Crimean-Congo hemorrhagic fever (CCHF) is caused by infection with a tick-borne virus, a Nairovirus in the family Bunyaviridae. Wageningen Bioveterinary Research conducts research on this disease.
The disease was first characterized in the Crimea in 1944. It was then later recognized in 1969 as the cause of illness in the Congo, thus resulting in the current name of the disease. Evidence of CCHF virus has been found in Africa, Asia, the Middle East and Eastern Europe.
Transmission through ticks
Ticks of the genus, Hyalomma, particularly Hyalomma marginatum are believed to be both a reservoir and a vector for the CCHF virus. The virus has been found in other Ixodid (hard) ticks although it is not clear whether they are able to transmit the virus.
Antibodies have been found in numerous wild and domestic animal species, such as cattle, goats, sheep and hares, which may serve as amplifying hosts for the virus.
The disease can affect humans
Sporadic cases and outbreaks of Crimean-Congo hemorrhagic fever affecting humans do occur. Transmission to humans occurs through contact with infected blood or ticks. CCHF can be transmitted from one infected human to another by contact with infectious blood or body fluids. CCHF is a severe disease in humans, with a high mortality rate. Fortunately, human illness occurs infrequently, although animal infection may be more common.
The onset of CCHF is sudden, with initial signs and symptoms including headache, high fever, back pain, joint pain, stomach pain, red eyes, and vomiting.
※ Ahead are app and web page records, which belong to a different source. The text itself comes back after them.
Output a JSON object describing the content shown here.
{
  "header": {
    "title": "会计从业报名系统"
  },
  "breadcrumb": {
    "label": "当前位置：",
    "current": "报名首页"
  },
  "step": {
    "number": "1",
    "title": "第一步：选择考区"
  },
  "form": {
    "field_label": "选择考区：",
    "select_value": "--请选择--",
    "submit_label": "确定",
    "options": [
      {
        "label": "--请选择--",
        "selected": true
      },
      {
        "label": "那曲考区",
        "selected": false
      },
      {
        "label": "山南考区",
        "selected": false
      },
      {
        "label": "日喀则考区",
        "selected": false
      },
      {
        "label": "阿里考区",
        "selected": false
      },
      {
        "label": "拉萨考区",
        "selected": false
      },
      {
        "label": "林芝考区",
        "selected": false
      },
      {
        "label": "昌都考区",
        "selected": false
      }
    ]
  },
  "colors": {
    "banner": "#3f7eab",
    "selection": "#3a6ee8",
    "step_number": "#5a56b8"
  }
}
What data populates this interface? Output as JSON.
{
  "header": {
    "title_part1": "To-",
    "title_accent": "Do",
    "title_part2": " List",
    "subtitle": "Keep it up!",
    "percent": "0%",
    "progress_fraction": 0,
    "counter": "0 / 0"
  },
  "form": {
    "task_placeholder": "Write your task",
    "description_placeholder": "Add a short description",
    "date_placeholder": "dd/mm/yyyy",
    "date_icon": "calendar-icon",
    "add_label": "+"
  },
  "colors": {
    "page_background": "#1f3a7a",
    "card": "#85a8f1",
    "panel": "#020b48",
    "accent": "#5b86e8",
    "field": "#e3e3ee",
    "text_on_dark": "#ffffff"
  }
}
As the illness progresses, large areas of severe bruising, and severe nosebleeds can be seen.